Earlier this month, after long struggle of Afro-Mexican activists, the Mexican government is recognizing Afro-descendants on the national population survey.
AMC: Referring back to the comment, which mentioned that Lupita was born in Mexico only because of the fact that her parents were there for work. In Mexico, like the US, if you are born within the territory, you are Mexican. However, what these comments illustrate is that Luptia is not forwarded the citizenship because of her blackness. The mestizaje ideology also contributes to the idea that there are no racial hierarchies in Latin America and everyone is the same, just Mexican, or Guatemalan, for example. But Lupita’s blackness exempted her from this “sameness” or national inclusion.
JJ: Anything else you would like to add?
Another element to the comments is the fascination of Lupita speaking Spanish. “Wow estoy sorprendida con el espanol de Lupita Nyongo. Sabe mas espanol que muchos cuyos ambos padres son de herencia hispana. Es un orgullo ver artistas de ese calibre hablar y exponer el idioma.”
This says, “Wow, I am suprised with Luptia Nyong’o’s Spanish. She knows more Spanish than most whose parents are from Hispanic heritage. It is a great pride to see artists of this caliber speaking and exhibiting the language.”
Yes, it is wonderful that there are artists speaking the language, but why the fascination with Lupita? Jorge is also speaking Spanish, so is Oscar.
One great comment was: “Me encanta que complica los estereotipos de que es un latino, Mexicano, etc. Nacida en México de desendencia Kenya.”
This means: “I love that she complicates the stereotypes of what is a Latino, a Mexican etc. Born in Mexico from Kenyan roots.”

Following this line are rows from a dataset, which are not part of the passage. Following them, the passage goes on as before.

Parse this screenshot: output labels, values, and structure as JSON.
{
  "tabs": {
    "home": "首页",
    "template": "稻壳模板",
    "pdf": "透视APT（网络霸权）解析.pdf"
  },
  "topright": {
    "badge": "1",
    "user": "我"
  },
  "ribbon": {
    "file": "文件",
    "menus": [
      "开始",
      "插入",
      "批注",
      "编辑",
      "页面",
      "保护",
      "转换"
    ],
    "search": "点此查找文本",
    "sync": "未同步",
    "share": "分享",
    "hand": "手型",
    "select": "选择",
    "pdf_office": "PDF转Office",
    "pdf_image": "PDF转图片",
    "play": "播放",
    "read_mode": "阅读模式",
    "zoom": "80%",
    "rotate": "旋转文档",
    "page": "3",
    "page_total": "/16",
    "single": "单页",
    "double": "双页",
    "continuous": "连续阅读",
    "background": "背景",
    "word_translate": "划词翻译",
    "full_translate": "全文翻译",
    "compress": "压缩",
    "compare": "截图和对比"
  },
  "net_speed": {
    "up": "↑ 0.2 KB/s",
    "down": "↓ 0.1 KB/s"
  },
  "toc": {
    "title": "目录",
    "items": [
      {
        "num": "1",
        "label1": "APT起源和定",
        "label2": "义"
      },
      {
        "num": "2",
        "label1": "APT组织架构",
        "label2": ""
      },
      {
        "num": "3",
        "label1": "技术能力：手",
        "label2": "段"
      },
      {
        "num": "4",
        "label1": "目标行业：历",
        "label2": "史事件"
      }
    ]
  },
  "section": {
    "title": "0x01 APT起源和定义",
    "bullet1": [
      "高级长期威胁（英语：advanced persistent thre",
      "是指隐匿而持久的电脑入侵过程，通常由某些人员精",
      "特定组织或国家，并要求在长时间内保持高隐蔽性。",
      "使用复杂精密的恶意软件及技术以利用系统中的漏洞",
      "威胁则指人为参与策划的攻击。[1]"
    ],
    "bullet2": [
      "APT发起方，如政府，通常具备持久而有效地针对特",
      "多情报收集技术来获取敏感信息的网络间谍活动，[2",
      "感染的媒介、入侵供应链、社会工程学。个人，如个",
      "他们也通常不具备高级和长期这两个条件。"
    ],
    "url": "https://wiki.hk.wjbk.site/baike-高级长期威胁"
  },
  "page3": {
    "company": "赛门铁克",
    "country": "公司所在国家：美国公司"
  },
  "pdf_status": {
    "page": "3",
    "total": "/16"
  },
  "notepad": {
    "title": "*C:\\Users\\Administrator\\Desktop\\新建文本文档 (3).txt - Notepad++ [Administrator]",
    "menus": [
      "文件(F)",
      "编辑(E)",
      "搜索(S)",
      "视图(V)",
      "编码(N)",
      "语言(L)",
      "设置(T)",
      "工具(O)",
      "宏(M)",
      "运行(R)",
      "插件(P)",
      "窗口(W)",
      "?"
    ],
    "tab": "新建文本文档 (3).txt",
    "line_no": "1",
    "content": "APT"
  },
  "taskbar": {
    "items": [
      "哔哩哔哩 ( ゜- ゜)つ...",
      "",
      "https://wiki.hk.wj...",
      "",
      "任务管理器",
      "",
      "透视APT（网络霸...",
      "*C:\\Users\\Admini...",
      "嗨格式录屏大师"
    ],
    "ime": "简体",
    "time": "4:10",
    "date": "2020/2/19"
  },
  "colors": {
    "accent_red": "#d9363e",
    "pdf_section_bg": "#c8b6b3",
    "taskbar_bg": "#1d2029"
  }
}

**All translations in this interview were given by Alysia Mann Carey who is fluent in Spanish**
Photo credit: Screen Shot from Univision video